posted at 4:41 pm on October 3, 2013 by Ed Morrissey
John Kerry and Chuck Hagel want to reassure Israelis and Americans who express concern over Barack Obama’s sudden pursuit of personal diplomacy with Iran. They have no intention of forging an agreement with Hassan Rouhani simply on the basis of Iranian promises, but intend on forcing Tehran to meet concrete commitments to disarmament with real consequences for defiance. You know, just like we did in Syria.
Rapprochement with Iran won’t come at the expense of Israel’s security or its relationship with the United States, top Obama administration officials said Thursday, but they added that it would be “diplomatic malpractice” not to explore whether Iran’s nuclear program can be defused peacefully.
The forceful defense of engagement made by Defense Secretary Chuck Hagel and Secretary of State John F. Kerry during a visit here with their Japanese counterparts was the first high-level U.S. answer to a blistering rebuke delivered Tuesday by Israeli Prime Minister Benjamin Netanyahu. The Israeli leader warned that the West is being fooled by the new, friendlier face of Iranian leadership that is being offered by President Hassan Rouhani.
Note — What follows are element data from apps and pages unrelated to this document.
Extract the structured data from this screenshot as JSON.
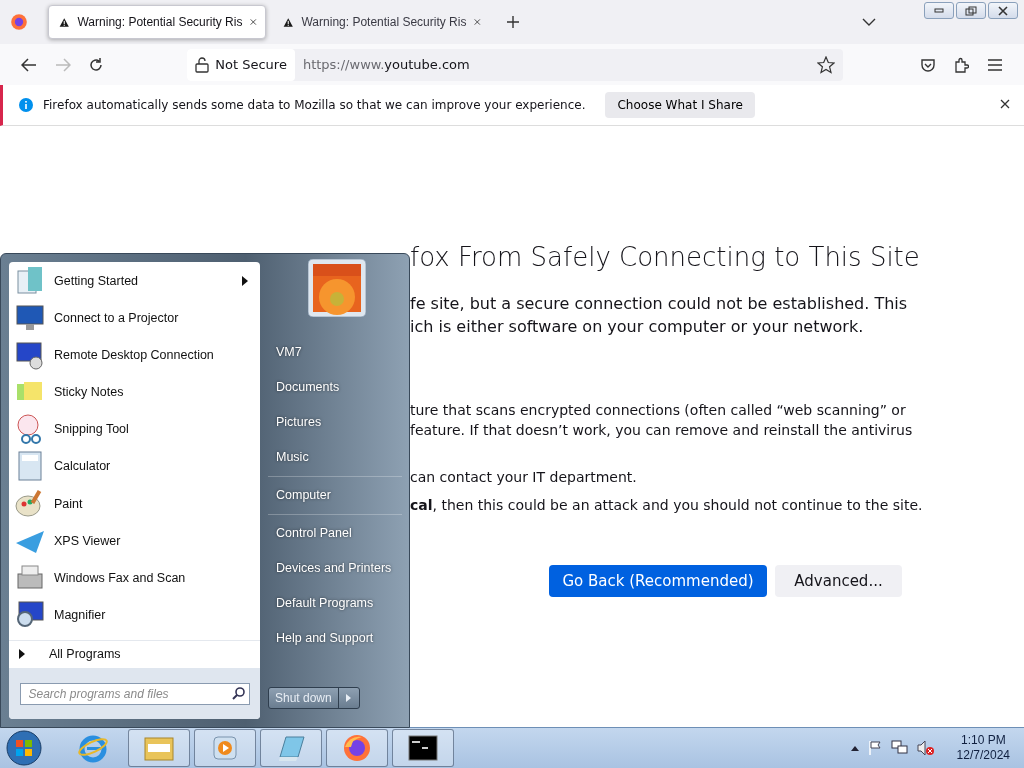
{
  "browser": {
    "tabs": [
      {
        "title": "Warning: Potential Security Ris",
        "selected": true
      },
      {
        "title": "Warning: Potential Security Ris",
        "selected": false
      }
    ],
    "address": {
      "security": "Not Secure",
      "prefix": "https://www.",
      "host": "youtube.com"
    }
  },
  "notification": {
    "message": "Firefox automatically sends some data to Mozilla so that we can improve your experience.",
    "button": "Choose What I Share"
  },
  "page": {
    "heading": "fox From Safely Connecting to This Site",
    "paragraphs": [
      {
        "lines": [
          "fe site, but a secure connection could not be established. This",
          "ich is either software on your computer or your network."
        ]
      },
      {
        "lines": [
          "ture that scans encrypted connections (often called “web scanning” or",
          "feature. If that doesn’t work, you can remove and reinstall the antivirus"
        ]
      },
      {
        "lines": [
          "can contact your IT department."
        ]
      },
      {
        "lines": [
          "**cal**, then this could be an attack and you should not continue to the site."
        ]
      }
    ],
    "primary_button": "Go Back (Recommended)",
    "secondary_button": "Advanced..."
  },
  "start_menu": {
    "programs": [
      {
        "label": "Getting Started",
        "has_submenu": true
      },
      {
        "label": "Connect to a Projector",
        "has_submenu": false
      },
      {
        "label": "Remote Desktop Connection",
        "has_submenu": false
      },
      {
        "label": "Sticky Notes",
        "has_submenu": false
      },
      {
        "label": "Snipping Tool",
        "has_submenu": false
      },
      {
        "label": "Calculator",
        "has_submenu": false
      },
      {
        "label": "Paint",
        "has_submenu": false
      },
      {
        "label": "XPS Viewer",
        "has_submenu": false
      },
      {
        "label": "Windows Fax and Scan",
        "has_submenu": false
      },
      {
        "label": "Magnifier",
        "has_submenu": false
      }
    ],
    "all_programs": "All Programs",
    "search_placeholder": "Search programs and files",
    "links": [
      {
        "label": "VM7",
        "separator_before": false
      },
      {
        "label": "Documents",
        "separator_before": false
      },
      {
        "label": "Pictures",
        "separator_before": false
      },
      {
        "label": "Music",
        "separator_before": false
      },
      {
        "label": "Computer",
        "separator_before": true
      },
      {
        "label": "Control Panel",
        "separator_before": true
      },
      {
        "label": "Devices and Printers",
        "separator_before": false
      },
      {
        "label": "Default Programs",
        "separator_before": false
      },
      {
        "label": "Help and Support",
        "separator_before": false
      }
    ],
    "shutdown": "Shut down"
  },
  "taskbar": {
    "items": [
      {
        "kind": "ie",
        "pinned_box": false
      },
      {
        "kind": "explorer",
        "pinned_box": true
      },
      {
        "kind": "media",
        "pinned_box": true
      },
      {
        "kind": "notepad",
        "pinned_box": true
      },
      {
        "kind": "firefox",
        "pinned_box": true
      },
      {
        "kind": "cmd",
        "pinned_box": true
      }
    ],
    "time": "1:10 PM",
    "date": "12/7/2024"
  }
}
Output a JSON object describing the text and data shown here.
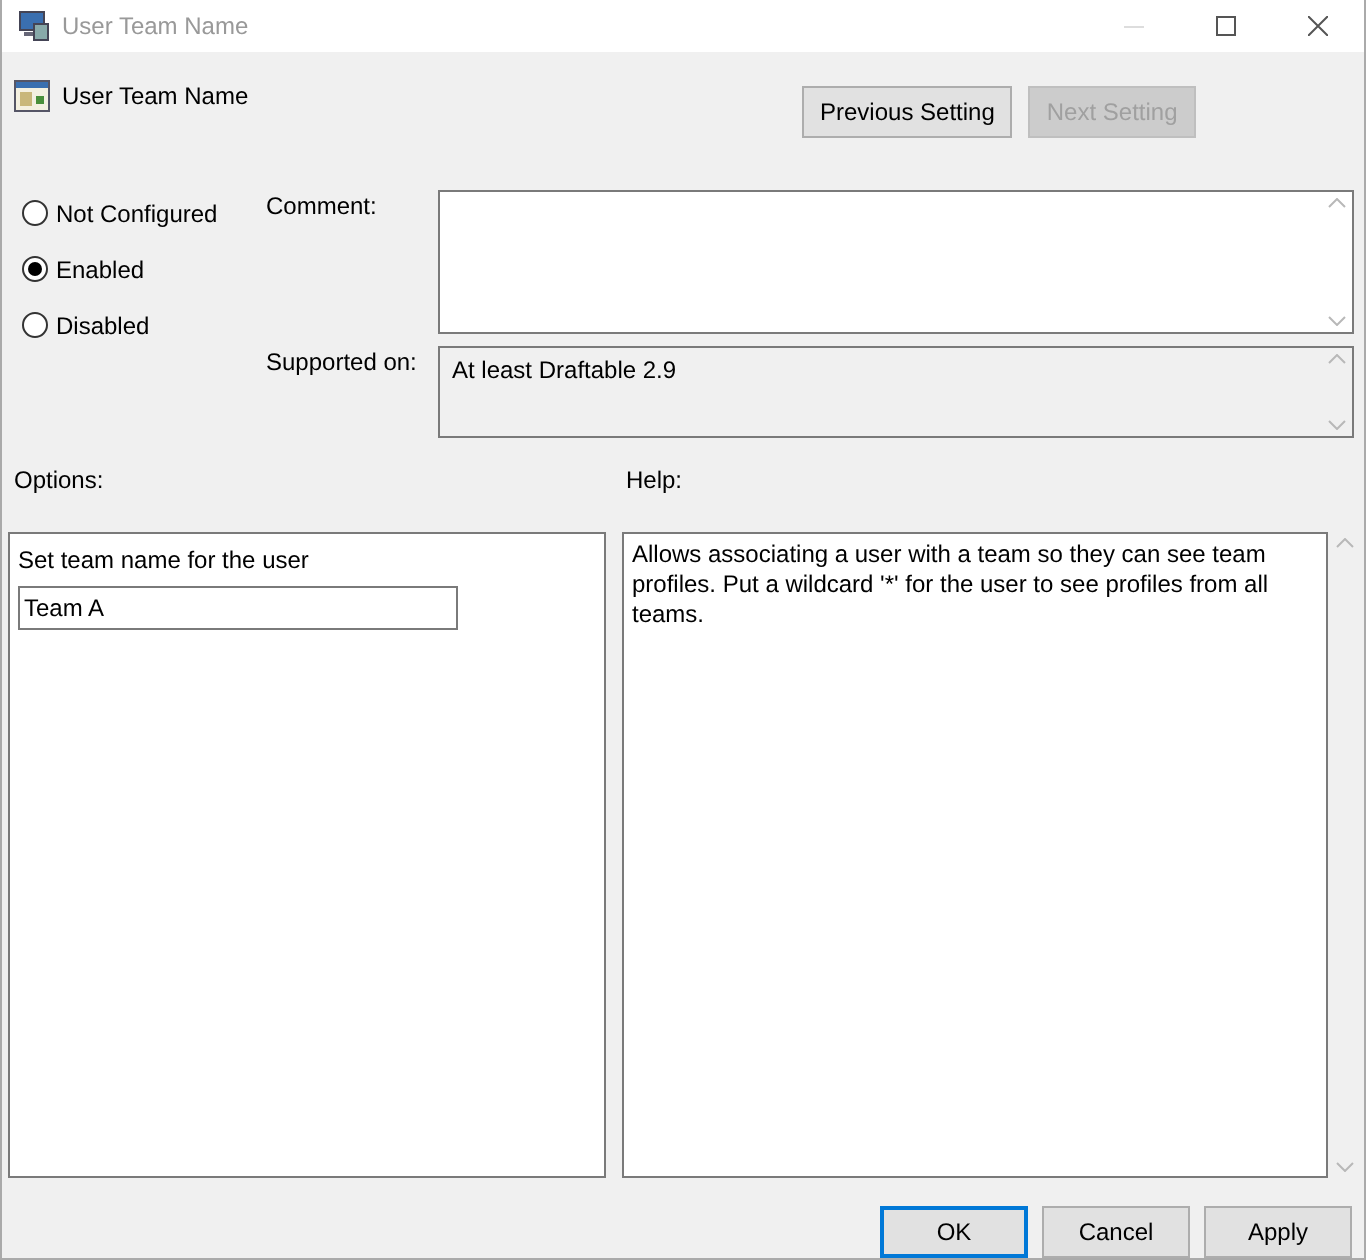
{
  "window": {
    "title": "User Team Name"
  },
  "heading": "User Team Name",
  "nav_buttons": [
    {
      "label": "Previous Setting",
      "disabled": false
    },
    {
      "label": "Next Setting",
      "disabled": true
    }
  ],
  "state_options": [
    {
      "label": "Not Configured",
      "selected": false
    },
    {
      "label": "Enabled",
      "selected": true
    },
    {
      "label": "Disabled",
      "selected": false
    }
  ],
  "comment": {
    "label": "Comment:"
  },
  "supported_on": {
    "label": "Supported on:",
    "value": "At least Draftable 2.9"
  },
  "options": {
    "label": "Options:",
    "items": [
      {
        "kind": "text",
        "text": "Set team name for the user"
      },
      {
        "kind": "textbox",
        "value": "Team A"
      }
    ]
  },
  "help": {
    "label": "Help:",
    "text": "Allows associating a user with a team so they can see team profiles. Put a wildcard '*' for the user to see profiles from all teams."
  },
  "buttons": [
    {
      "label": "OK",
      "default": true
    },
    {
      "label": "Cancel",
      "default": false
    },
    {
      "label": "Apply",
      "default": false
    }
  ]
}
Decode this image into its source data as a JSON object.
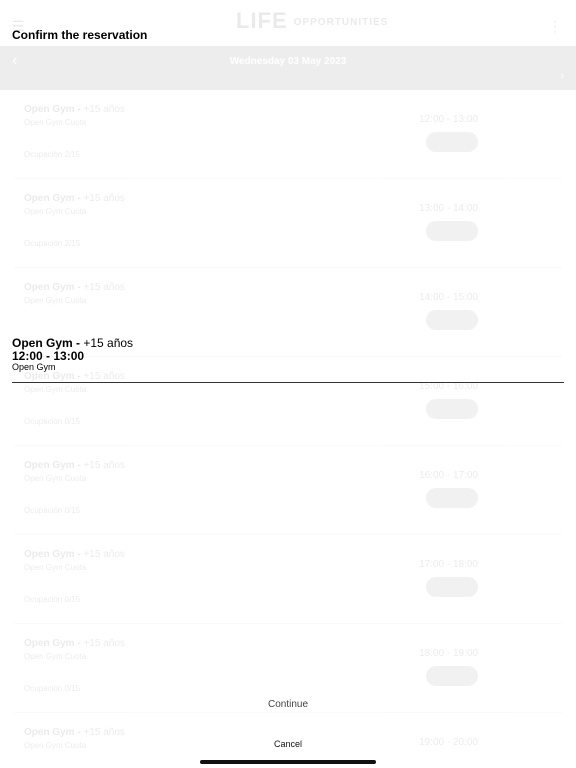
{
  "background": {
    "logo": "LIFE",
    "logo_sub": "OPPORTUNITIES",
    "date_title": "Wednesday 03 May 2023",
    "date_sub": "",
    "rows": [
      {
        "title": "Open Gym",
        "age": "+15 años",
        "sub": "Open Gym Cuota",
        "occupancy": "Ocupación 2/15",
        "time": "12:00 - 13:00"
      },
      {
        "title": "Open Gym",
        "age": "+15 años",
        "sub": "Open Gym Cuota",
        "occupancy": "Ocupación 2/15",
        "time": "13:00 - 14:00"
      },
      {
        "title": "Open Gym",
        "age": "+15 años",
        "sub": "Open Gym Cuota",
        "occupancy": "",
        "time": "14:00 - 15:00"
      },
      {
        "title": "Open Gym",
        "age": "+15 años",
        "sub": "Open Gym Cuota",
        "occupancy": "Ocupación 0/15",
        "time": "15:00 - 16:00"
      },
      {
        "title": "Open Gym",
        "age": "+15 años",
        "sub": "Open Gym Cuota",
        "occupancy": "Ocupación 0/15",
        "time": "16:00 - 17:00"
      },
      {
        "title": "Open Gym",
        "age": "+15 años",
        "sub": "Open Gym Cuota",
        "occupancy": "Ocupación 0/15",
        "time": "17:00 - 18:00"
      },
      {
        "title": "Open Gym",
        "age": "+15 años",
        "sub": "Open Gym Cuota",
        "occupancy": "Ocupación 0/15",
        "time": "18:00 - 19:00"
      },
      {
        "title": "Open Gym",
        "age": "+15 años",
        "sub": "Open Gym Cuota",
        "occupancy": "",
        "time": "19:00 - 20:00"
      }
    ]
  },
  "sheet": {
    "title": "Confirm the reservation",
    "class_name": "Open Gym -",
    "class_age": " +15 años",
    "class_time": "12:00 - 13:00",
    "class_subtitle": "Open Gym",
    "continue_label": "Continue",
    "cancel_label": "Cancel"
  }
}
“I did not interpret Prime Minister Netanyahu’s comments as suggesting that we are being played somehow for suckers,” Kerry said. “I understood it to be a warning: Don’t be played.”
That’s only because Kerry is as adept at listening as he is at bargaining. Barack Obama cited a fictitious fatwa from Ali Khameini as a sign of Iranian reasonableness, which means we’re already getting played. Rouhani himself is bragging about rejecting Obama’s calls five times before deigning to take his call, which isn’t exactly a sign that Iran enters these negotiations with a great deal of fear over American negotiations:
“Before my trip (to New York), the Americans had sent 5 messages to arrange a meeting between me and Obama, but I turned them down.”
“Then they raised a plan for a brief meeting, but I didn’t agree (with it) much; we didn’t disagree with (the idea to have) a meeting, but its grounds weren’t prepared.”
Besides, Kerry’s formulation is absurd in its literal sense as well as figurative sense. We’ve been pursuing diplomacy since 2003, when the Iranian nuclear program got exposed. Our European allies, who also happen to be big commercial partners with Iran, have pushed the P5+1 framework with our cooperation and participation. Rouhani may or may not offer a new approach from the Iranian side, but the P5+1 has always pushed for normalization and an end to sanctions as a trade-off for an honest accounting of and an end to their pursuit of nuclear weapons. It’s not as if American participation in that process has been a secret.
Anyway, here’s Kerry explaining diplomatic malpractice to the reporters in Tokyo. Note which “news agency” seemed happy to cover this: